Unfortunately, custom routines can only use Yoga and Strength exercises, so users whose routines include some of the Aerobics and Balance games will feel a bit shorted. Oddly, the pre-built programs do include some of these games in them, so why Nintendo didn't enable users to add them manually is even more puzzling.
Just as the original "Wii Fit" relies on the BMI metric, "Wii Fit Plus" adds in METs. Put simply, more strenuous activities have higher MET values. When an activity's MET value is plugged into a complex formula (along with the user's weight and how long the activity lasts), one can get an estimate of how many calories they would burn during the activity. Using this, "Wii Fit Plus" users can now keep track of about how many calories they've burned during their workouts. To add even more information, you can compare your calorie-burning against a table of foods and their calorie values from the USDA (for example, if your workout burns 140 calories, that equals a fruit-filled cereal bar).
Lastly, since the family that exercises together stays together, the new Multiplayer option allows the pre-registered Miis to play some of the Balance and Aerobics games in hot-seat fashion. Previously, users who wanted to challenge one another had to select their Mii, then go through the obligatory chat with the Balance Board, then select the game they wanted to play, then back out so the other user could do exactly the same thing.
Considering how many Balance Boards are already out there, Nintendo has wisely offered a stand-alone package. The price is right for existing users looking to upgrade, and the enhancements offered make it money well-spent. Of course, new users can pick up the Balance Board-equipped deluxe package.
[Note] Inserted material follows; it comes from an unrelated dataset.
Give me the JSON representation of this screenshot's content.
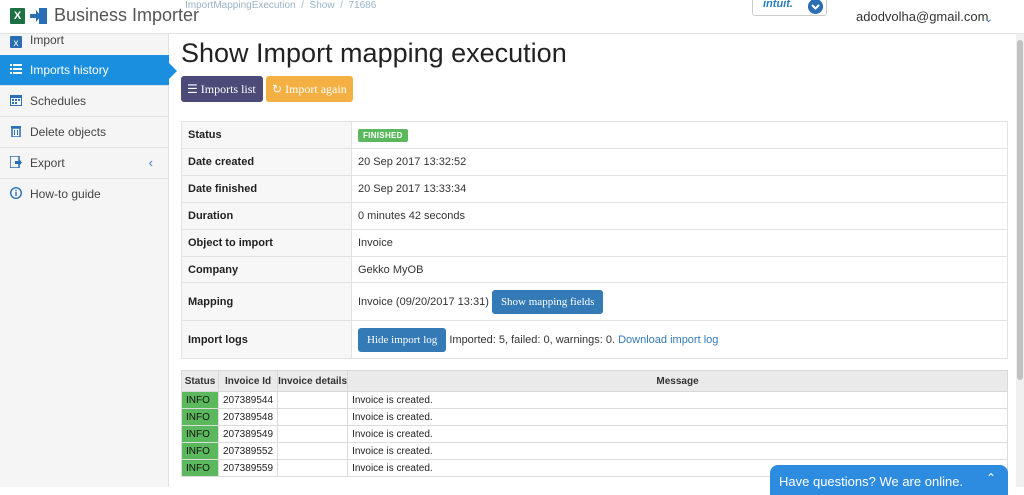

All this, combined with the array of third-party BB-enabled fitness games arriving in stores now and in the future, makes the Balance Board an even greater component in one's fitness arsenal.